“You may be a high mogul to yourself, Mr. Kirby, but to me you’re a failure. Failure as a man, failure as a human being, even a failure as a father. When your time comes, I doubt if a single tear will be shed over you”.
Frank Capra behind the camera. Jimmy Stewart in front of it. A movie made in 1938. You’d better be ready from some saccharine sweet sentimentality. Actually, that’s unfair. Because while the cheap imitations of this kind of story telling over the last 80 odd years usually succumb to gag inducing saccharine sweet sentimentality, Capra and Stewart knew how to do it right. They did it while tackling depression and suicide in It’s a Wonderful Life. They did it with politics and corruption in Mr Smith Goes to Washington. And, they did it with general optimism and human nature, in You Can’t Take it With You.

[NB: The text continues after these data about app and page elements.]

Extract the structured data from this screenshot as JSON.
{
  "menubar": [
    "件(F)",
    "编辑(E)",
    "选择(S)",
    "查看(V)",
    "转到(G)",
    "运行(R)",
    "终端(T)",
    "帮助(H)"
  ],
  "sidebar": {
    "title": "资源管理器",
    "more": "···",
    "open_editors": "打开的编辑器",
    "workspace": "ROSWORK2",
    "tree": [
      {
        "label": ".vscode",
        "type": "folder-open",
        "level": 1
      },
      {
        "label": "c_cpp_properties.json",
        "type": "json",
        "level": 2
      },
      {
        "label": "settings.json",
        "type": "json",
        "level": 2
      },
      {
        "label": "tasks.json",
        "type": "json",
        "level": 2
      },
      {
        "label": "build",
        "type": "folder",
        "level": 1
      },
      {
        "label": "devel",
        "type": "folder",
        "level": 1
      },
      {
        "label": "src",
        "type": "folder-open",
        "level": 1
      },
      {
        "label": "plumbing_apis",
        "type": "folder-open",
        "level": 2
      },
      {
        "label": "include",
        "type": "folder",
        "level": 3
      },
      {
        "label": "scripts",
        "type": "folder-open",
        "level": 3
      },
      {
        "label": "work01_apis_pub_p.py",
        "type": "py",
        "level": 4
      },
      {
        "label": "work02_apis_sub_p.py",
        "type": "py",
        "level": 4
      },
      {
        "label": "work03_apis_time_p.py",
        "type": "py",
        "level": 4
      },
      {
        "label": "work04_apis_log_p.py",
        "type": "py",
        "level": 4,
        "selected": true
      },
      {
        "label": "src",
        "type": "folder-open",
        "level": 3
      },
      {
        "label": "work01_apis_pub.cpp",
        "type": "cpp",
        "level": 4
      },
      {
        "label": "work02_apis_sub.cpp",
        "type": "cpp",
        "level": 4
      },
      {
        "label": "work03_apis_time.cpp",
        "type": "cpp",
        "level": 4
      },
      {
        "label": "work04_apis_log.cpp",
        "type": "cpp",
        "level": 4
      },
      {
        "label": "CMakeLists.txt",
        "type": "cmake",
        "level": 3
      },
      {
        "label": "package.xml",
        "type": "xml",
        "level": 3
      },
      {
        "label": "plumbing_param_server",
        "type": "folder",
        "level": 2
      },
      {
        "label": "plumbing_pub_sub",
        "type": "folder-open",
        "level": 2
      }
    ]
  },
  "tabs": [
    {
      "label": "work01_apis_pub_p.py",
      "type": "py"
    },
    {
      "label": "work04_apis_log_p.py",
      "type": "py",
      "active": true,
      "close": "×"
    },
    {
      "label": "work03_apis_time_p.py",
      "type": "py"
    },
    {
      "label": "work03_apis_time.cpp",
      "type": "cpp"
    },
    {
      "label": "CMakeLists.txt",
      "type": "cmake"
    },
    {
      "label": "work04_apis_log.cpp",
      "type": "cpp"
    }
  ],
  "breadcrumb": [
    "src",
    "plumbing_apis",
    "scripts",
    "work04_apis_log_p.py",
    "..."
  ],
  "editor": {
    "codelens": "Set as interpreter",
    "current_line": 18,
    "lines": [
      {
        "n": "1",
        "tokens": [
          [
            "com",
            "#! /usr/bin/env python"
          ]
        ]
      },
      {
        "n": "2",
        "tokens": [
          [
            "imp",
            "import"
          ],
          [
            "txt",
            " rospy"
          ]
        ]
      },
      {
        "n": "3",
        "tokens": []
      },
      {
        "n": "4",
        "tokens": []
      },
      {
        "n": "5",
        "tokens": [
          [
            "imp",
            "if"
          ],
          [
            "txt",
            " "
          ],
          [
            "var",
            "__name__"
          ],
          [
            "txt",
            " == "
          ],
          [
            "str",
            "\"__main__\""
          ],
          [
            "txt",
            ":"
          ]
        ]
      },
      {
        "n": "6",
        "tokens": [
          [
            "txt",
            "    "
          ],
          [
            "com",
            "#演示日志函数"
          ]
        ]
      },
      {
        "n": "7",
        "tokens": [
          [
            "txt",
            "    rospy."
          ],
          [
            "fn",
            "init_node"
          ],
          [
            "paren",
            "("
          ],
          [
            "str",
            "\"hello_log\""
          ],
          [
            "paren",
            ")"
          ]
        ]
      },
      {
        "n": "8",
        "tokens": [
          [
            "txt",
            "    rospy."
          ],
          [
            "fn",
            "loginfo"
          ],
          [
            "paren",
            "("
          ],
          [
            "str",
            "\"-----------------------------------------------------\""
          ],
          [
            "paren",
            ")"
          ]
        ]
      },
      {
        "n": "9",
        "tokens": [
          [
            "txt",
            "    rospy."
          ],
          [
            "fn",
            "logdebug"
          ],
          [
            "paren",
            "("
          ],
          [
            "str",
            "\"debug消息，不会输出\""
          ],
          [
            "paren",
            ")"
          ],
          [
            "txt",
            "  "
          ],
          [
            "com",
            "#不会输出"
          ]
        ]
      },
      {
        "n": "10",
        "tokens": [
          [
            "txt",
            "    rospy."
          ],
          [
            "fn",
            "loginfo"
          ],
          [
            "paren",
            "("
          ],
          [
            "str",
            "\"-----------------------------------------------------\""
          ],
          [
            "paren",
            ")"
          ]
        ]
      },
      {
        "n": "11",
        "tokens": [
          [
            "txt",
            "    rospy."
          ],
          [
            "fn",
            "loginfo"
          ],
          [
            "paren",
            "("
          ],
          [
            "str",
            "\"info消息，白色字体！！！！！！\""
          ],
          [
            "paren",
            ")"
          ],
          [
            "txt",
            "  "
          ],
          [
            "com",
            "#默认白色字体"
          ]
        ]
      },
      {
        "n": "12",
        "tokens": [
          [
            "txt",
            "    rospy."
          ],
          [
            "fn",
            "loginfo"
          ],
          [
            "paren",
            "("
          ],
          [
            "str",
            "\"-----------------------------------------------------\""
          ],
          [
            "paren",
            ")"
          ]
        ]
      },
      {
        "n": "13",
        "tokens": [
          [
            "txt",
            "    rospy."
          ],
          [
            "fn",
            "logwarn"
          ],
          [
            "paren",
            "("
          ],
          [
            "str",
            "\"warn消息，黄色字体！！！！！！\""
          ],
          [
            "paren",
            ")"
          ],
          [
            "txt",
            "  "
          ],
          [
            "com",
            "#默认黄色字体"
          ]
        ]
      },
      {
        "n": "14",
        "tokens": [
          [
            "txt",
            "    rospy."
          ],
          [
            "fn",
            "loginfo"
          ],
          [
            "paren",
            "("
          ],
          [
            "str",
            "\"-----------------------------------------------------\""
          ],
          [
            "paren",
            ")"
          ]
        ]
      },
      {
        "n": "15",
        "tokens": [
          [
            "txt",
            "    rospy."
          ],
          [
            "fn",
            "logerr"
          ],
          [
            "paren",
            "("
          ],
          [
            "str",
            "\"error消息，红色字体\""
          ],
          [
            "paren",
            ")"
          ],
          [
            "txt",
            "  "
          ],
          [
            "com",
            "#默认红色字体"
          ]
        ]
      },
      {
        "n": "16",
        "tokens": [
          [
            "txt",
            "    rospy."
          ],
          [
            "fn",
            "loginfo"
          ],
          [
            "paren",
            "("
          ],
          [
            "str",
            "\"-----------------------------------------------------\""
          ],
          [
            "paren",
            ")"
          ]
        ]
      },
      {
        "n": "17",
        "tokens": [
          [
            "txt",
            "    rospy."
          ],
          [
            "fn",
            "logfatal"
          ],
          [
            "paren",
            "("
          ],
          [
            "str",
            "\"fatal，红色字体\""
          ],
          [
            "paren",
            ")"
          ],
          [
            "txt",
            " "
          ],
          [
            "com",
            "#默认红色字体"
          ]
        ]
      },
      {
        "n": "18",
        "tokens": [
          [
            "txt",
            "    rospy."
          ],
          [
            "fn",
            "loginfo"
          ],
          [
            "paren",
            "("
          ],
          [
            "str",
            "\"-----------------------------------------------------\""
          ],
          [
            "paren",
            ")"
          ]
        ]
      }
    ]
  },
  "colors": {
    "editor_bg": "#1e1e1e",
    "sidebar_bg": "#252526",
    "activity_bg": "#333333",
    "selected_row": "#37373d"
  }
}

Edward Arnold is Anthony P Kirby, banking fat cat, surrounded by his banking fat cat cronies. They’re on the verge of creating the largest monopoly America has ever known. Soon there won’t be a gun, canon or bullet made in America that doesn’t come out of one of their factories. All they need to do is buy one last house in a little neighbourhood of no real importance, and their conglomerate of death will be complete. So of course, the house purchase goes off without a hitch, and their fortunes are secure.
Oh, wait, sorry, that’s not right at all. This is a movie about rich guys versus poor, humble folk. So of course, the richies are evil, moustache twirlers who will eventually learn money and power can’t buy happiness. And the poor, humble folk will teach them that, through their, poor, humble, but emotionally rich lives and friendship. These poor, humble folk are represented by the Sycamore family, owners of that one last house Kirby needs to buy. But if only something could thrust the Kirbys and Sycamores together, so all that lesson learning could begin.
Well, luckily, for plot purposes, Kirby’s son and vice president, James Stewart as Tony Kirby, just so happens to be in love with Alice Sycamore (Jean Arthur). Now, let the class conflicts, rich stuffiness, poor quirkiness and general message shoe horning begin!
Now, all of that might sound like I’m making fun of You Can’t Take it With You and it’s less than subtle storytelling. But honestly, I loved this movie. And not despite all of that corny optimism, but because of all of that corny optimism. I have a rose coloured filter that comes with movies of a certain age. Give me this kind of hokiness in anything made in the last few decades, and I probably won’t make it all the way to the end. But you give it to me in classic, square screened black and white, or at the most, wide screen techniclor, and I’ll eat it up all day long.
Within the first five minutes of You Can’t Take it With You, you’ll be able to predict exactly what will happen, exactly who it will happen to, and exactly when it will happen. And you’ll love every second of it.